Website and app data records
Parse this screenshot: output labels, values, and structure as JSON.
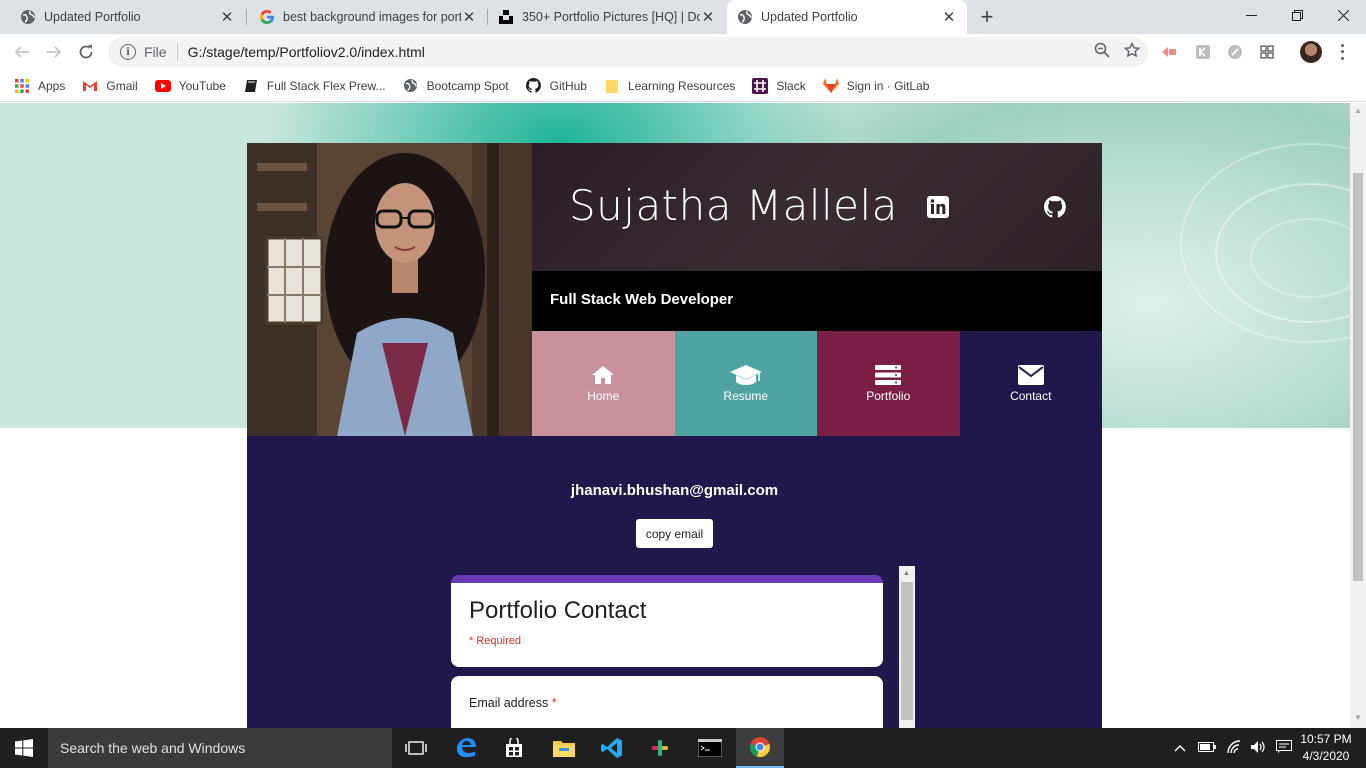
{
  "browser": {
    "tabs": [
      {
        "title": "Updated Portfolio",
        "active": false
      },
      {
        "title": "best background images for port",
        "active": false
      },
      {
        "title": "350+ Portfolio Pictures [HQ] | Do",
        "active": false
      },
      {
        "title": "Updated Portfolio",
        "active": true
      }
    ],
    "address": {
      "scheme": "File",
      "url": "G:/stage/temp/Portfoliov2.0/index.html"
    },
    "bookmarks": [
      {
        "label": "Apps",
        "icon": "apps-grid-icon"
      },
      {
        "label": "Gmail",
        "icon": "gmail-icon"
      },
      {
        "label": "YouTube",
        "icon": "youtube-icon"
      },
      {
        "label": "Full Stack Flex Prew...",
        "icon": "book-icon"
      },
      {
        "label": "Bootcamp Spot",
        "icon": "globe-icon"
      },
      {
        "label": "GitHub",
        "icon": "github-icon"
      },
      {
        "label": "Learning Resources",
        "icon": "folder-icon"
      },
      {
        "label": "Slack",
        "icon": "slack-icon"
      },
      {
        "label": "Sign in · GitLab",
        "icon": "gitlab-icon"
      }
    ]
  },
  "page": {
    "name": "Sujatha Mallela",
    "subtitle": "Full Stack Web Developer",
    "nav": [
      {
        "label": "Home",
        "icon": "home-icon",
        "color": "#c9919c"
      },
      {
        "label": "Resume",
        "icon": "graduation-cap-icon",
        "color": "#4fa3a3"
      },
      {
        "label": "Portfolio",
        "icon": "server-stack-icon",
        "color": "#7a1e45"
      },
      {
        "label": "Contact",
        "icon": "envelope-icon",
        "color": "#20174a"
      }
    ],
    "email": "jhanavi.bhushan@gmail.com",
    "copy_button": "copy email",
    "form": {
      "title": "Portfolio Contact",
      "required_note": "* Required",
      "question_label": "Email address",
      "question_star": "*"
    }
  },
  "taskbar": {
    "search_placeholder": "Search the web and Windows",
    "time": "10:57 PM",
    "date": "4/3/2020"
  },
  "colors": {
    "card_bg": "#20174a",
    "form_accent": "#673ab7",
    "required_red": "#d93025"
  }
}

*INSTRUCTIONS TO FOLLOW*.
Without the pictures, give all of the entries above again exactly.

*RESPONSE TO THE TASK*.
Parse this screenshot: output labels, values, and structure as JSON.
{
  "browser": {
    "tabs": [
      {
        "title": "Updated Portfolio",
        "active": false
      },
      {
        "title": "best background images for port",
        "active": false
      },
      {
        "title": "350+ Portfolio Pictures [HQ] | Do",
        "active": false
      },
      {
        "title": "Updated Portfolio",
        "active": true
      }
    ],
    "address": {
      "scheme": "File",
      "url": "G:/stage/temp/Portfoliov2.0/index.html"
    },
    "bookmarks": [
      {
        "label": "Apps",
        "icon": "apps-grid-icon"
      },
      {
        "label": "Gmail",
        "icon": "gmail-icon"
      },
      {
        "label": "YouTube",
        "icon": "youtube-icon"
      },
      {
        "label": "Full Stack Flex Prew...",
        "icon": "book-icon"
      },
      {
        "label": "Bootcamp Spot",
        "icon": "globe-icon"
      },
      {
        "label": "GitHub",
        "icon": "github-icon"
      },
      {
        "label": "Learning Resources",
        "icon": "folder-icon"
      },
      {
        "label": "Slack",
        "icon": "slack-icon"
      },
      {
        "label": "Sign in · GitLab",
        "icon": "gitlab-icon"
      }
    ]
  },
  "page": {
    "name": "Sujatha Mallela",
    "subtitle": "Full Stack Web Developer",
    "nav": [
      {
        "label": "Home",
        "icon": "home-icon",
        "color": "#c9919c"
      },
      {
        "label": "Resume",
        "icon": "graduation-cap-icon",
        "color": "#4fa3a3"
      },
      {
        "label": "Portfolio",
        "icon": "server-stack-icon",
        "color": "#7a1e45"
      },
      {
        "label": "Contact",
        "icon": "envelope-icon",
        "color": "#20174a"
      }
    ],
    "email": "jhanavi.bhushan@gmail.com",
    "copy_button": "copy email",
    "form": {
      "title": "Portfolio Contact",
      "required_note": "* Required",
      "question_label": "Email address",
      "question_star": "*"
    }
  },
  "taskbar": {
    "search_placeholder": "Search the web and Windows",
    "time": "10:57 PM",
    "date": "4/3/2020"
  },
  "colors": {
    "card_bg": "#20174a",
    "form_accent": "#673ab7",
    "required_red": "#d93025"
  }
}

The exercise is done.